→ TASK ITEM: Copy all lines in the data that contain the string "Summary".

→ Dataset rows for apps and sites:
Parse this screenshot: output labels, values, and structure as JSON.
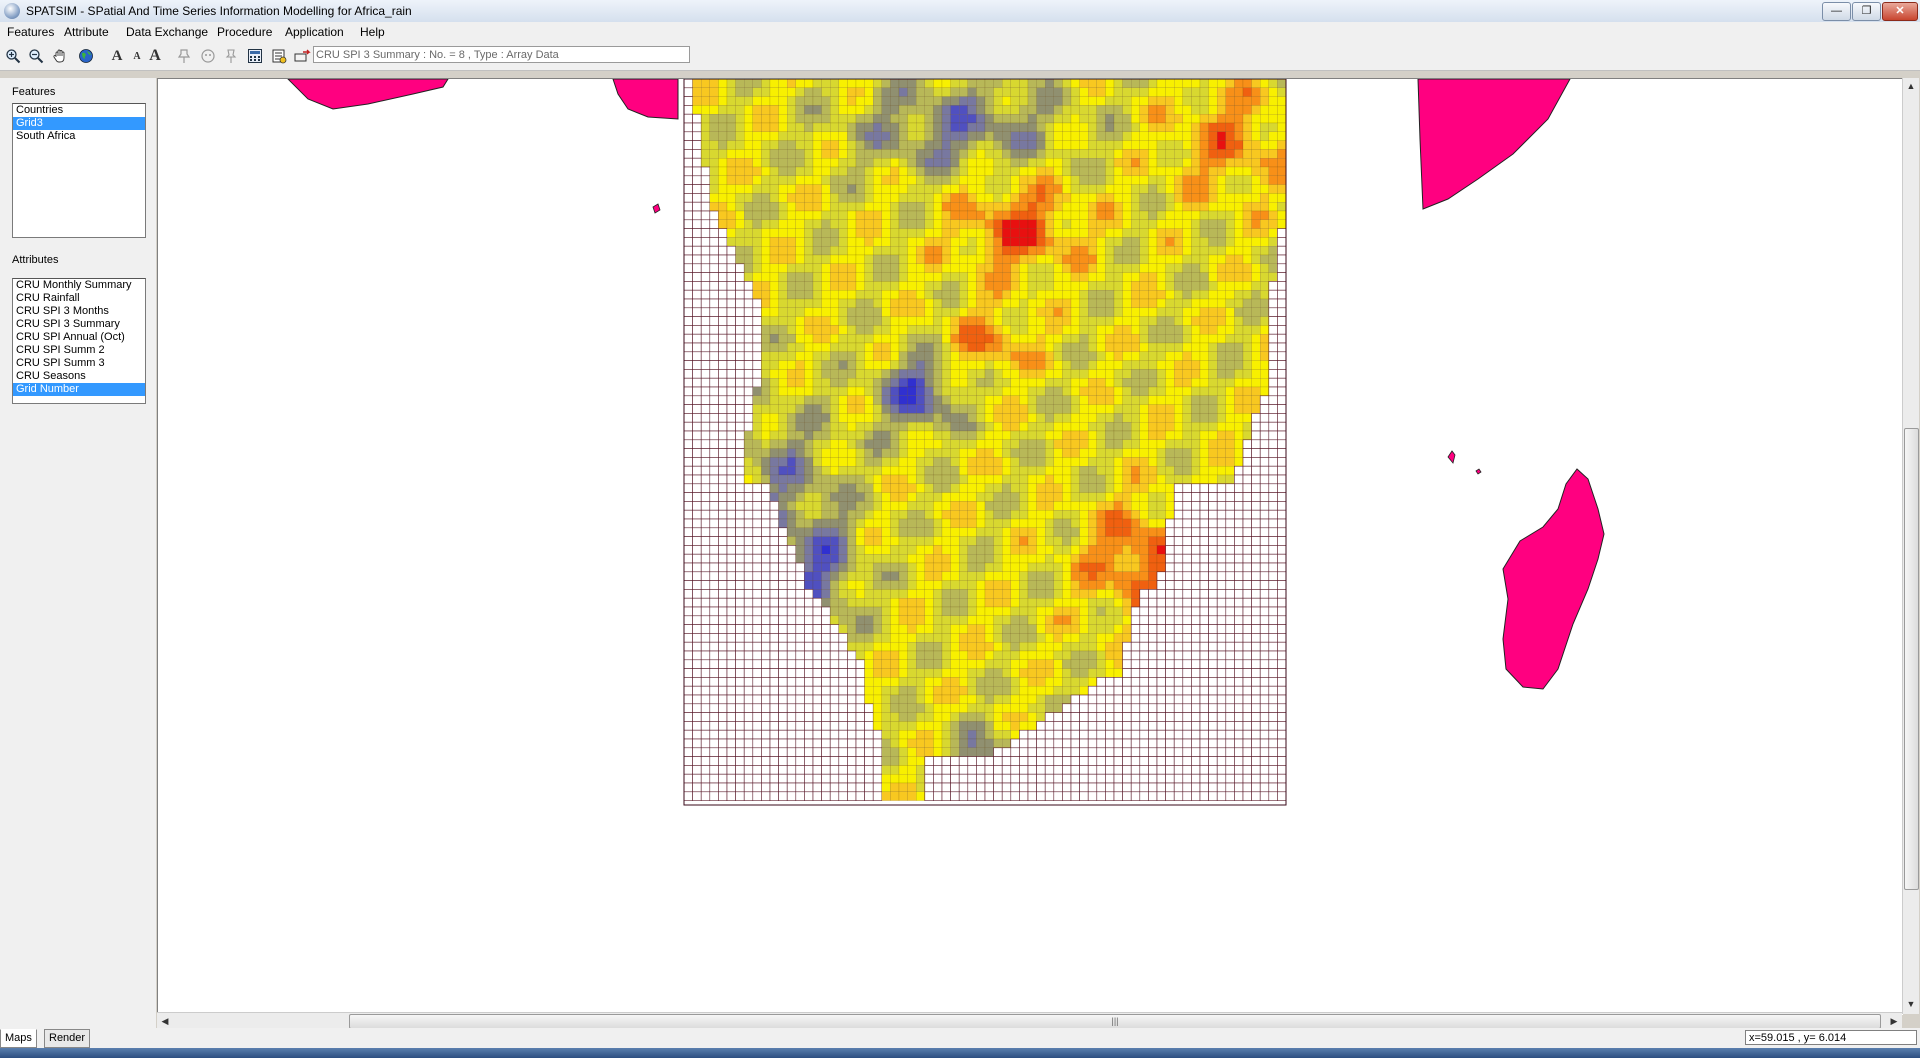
{
  "window": {
    "title": "SPATSIM - SPatial And Time Series Information Modelling for Africa_rain",
    "min_label": "—",
    "max_label": "❐",
    "close_label": "✕"
  },
  "menu": {
    "features": "Features",
    "attribute": "Attribute",
    "data_exchange": "Data Exchange",
    "procedure": "Procedure",
    "application": "Application",
    "help": "Help"
  },
  "toolbar": {
    "info_text": "CRU SPI 3 Summary : No. =   8 , Type  : Array Data",
    "font_labels": [
      "A",
      "A",
      "A"
    ]
  },
  "features_panel": {
    "label": "Features",
    "items": [
      {
        "label": "Countries",
        "selected": false
      },
      {
        "label": "Grid3",
        "selected": true
      },
      {
        "label": "South Africa",
        "selected": false
      }
    ]
  },
  "attributes_panel": {
    "label": "Attributes",
    "items": [
      {
        "label": "CRU Monthly Summary",
        "selected": false
      },
      {
        "label": "CRU Rainfall",
        "selected": false
      },
      {
        "label": "CRU SPI 3 Months",
        "selected": false
      },
      {
        "label": "CRU SPI 3 Summary",
        "selected": false
      },
      {
        "label": "CRU SPI Annual (Oct)",
        "selected": false
      },
      {
        "label": "CRU SPI Summ 2",
        "selected": false
      },
      {
        "label": "CRU SPI Summ 3",
        "selected": false
      },
      {
        "label": "CRU Seasons",
        "selected": false
      },
      {
        "label": "Grid Number",
        "selected": true
      }
    ]
  },
  "tabs": {
    "maps": "Maps",
    "render": "Render"
  },
  "status": {
    "coords": "x=59.015 , y= 6.014"
  },
  "colors": {
    "country_fill": "#ff0080",
    "grid_line": "#5a1a2a",
    "legend": [
      "#e81010",
      "#f06010",
      "#f89018",
      "#f8c820",
      "#f8f000",
      "#d8d830",
      "#b8b858",
      "#909070",
      "#7878a0",
      "#5050c0",
      "#3030d0"
    ]
  }
}
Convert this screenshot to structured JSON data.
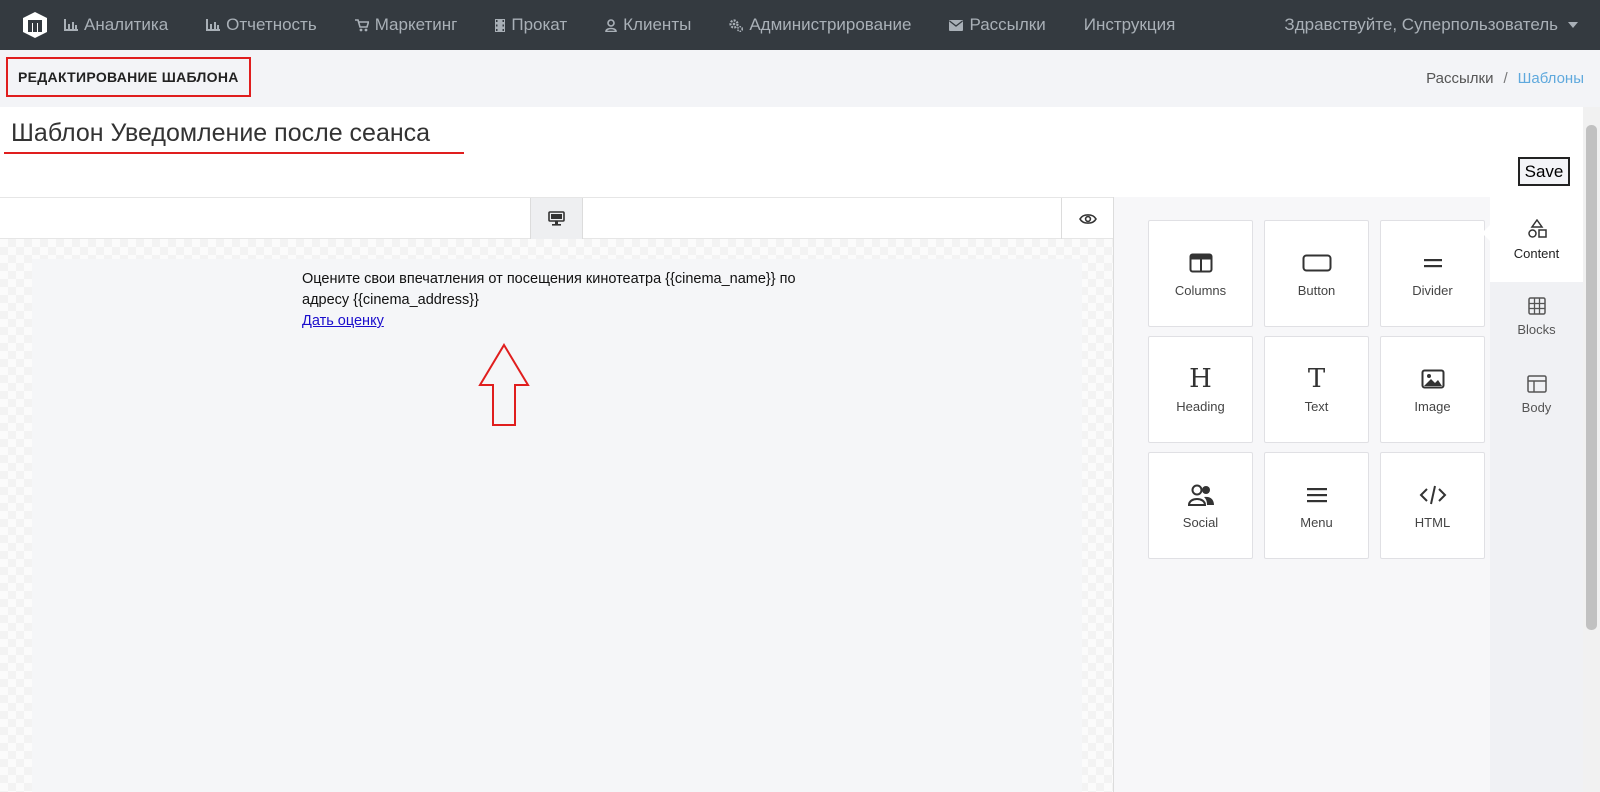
{
  "nav": {
    "items": [
      {
        "label": "Аналитика",
        "icon": "bar-chart-icon"
      },
      {
        "label": "Отчетность",
        "icon": "bar-chart-icon"
      },
      {
        "label": "Маркетинг",
        "icon": "cart-icon"
      },
      {
        "label": "Прокат",
        "icon": "film-icon"
      },
      {
        "label": "Клиенты",
        "icon": "user-icon"
      },
      {
        "label": "Администрирование",
        "icon": "gears-icon"
      },
      {
        "label": "Рассылки",
        "icon": "envelope-icon"
      },
      {
        "label": "Инструкция",
        "icon": ""
      }
    ],
    "user": "Здравствуйте, Суперпользователь"
  },
  "header": {
    "title": "РЕДАКТИРОВАНИЕ ШАБЛОНА",
    "breadcrumb": [
      "Рассылки",
      "Шаблоны"
    ]
  },
  "template": {
    "name": "Шаблон Уведомление после сеанса",
    "save_label": "Save"
  },
  "email": {
    "text": "Оцените свои впечатления от посещения кинотеатра {{cinema_name}} по адресу {{cinema_address}}",
    "link": "Дать оценку"
  },
  "tools": [
    {
      "label": "Columns",
      "icon": "columns-icon"
    },
    {
      "label": "Button",
      "icon": "button-icon"
    },
    {
      "label": "Divider",
      "icon": "divider-icon"
    },
    {
      "label": "Heading",
      "icon": "heading-icon"
    },
    {
      "label": "Text",
      "icon": "text-icon"
    },
    {
      "label": "Image",
      "icon": "image-icon"
    },
    {
      "label": "Social",
      "icon": "social-icon"
    },
    {
      "label": "Menu",
      "icon": "menu-icon"
    },
    {
      "label": "HTML",
      "icon": "code-icon"
    }
  ],
  "tabs": [
    {
      "label": "Content",
      "icon": "shapes-icon",
      "active": true
    },
    {
      "label": "Blocks",
      "icon": "blocks-icon",
      "active": false
    },
    {
      "label": "Body",
      "icon": "body-layout-icon",
      "active": false
    }
  ],
  "colors": {
    "nav_bg": "#343a40",
    "highlight": "#e01e1e",
    "breadcrumb_active": "#5fa9dd",
    "link": "#1a0dcc"
  }
}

→ SOLUTION TO THIS PROBLEM:
    "info_text": "CRU SPI 3 Summary : No. =   8 , Type  : Array Data",
        "label": "CRU Monthly Summary",
        "label": "CRU SPI 3 Summary",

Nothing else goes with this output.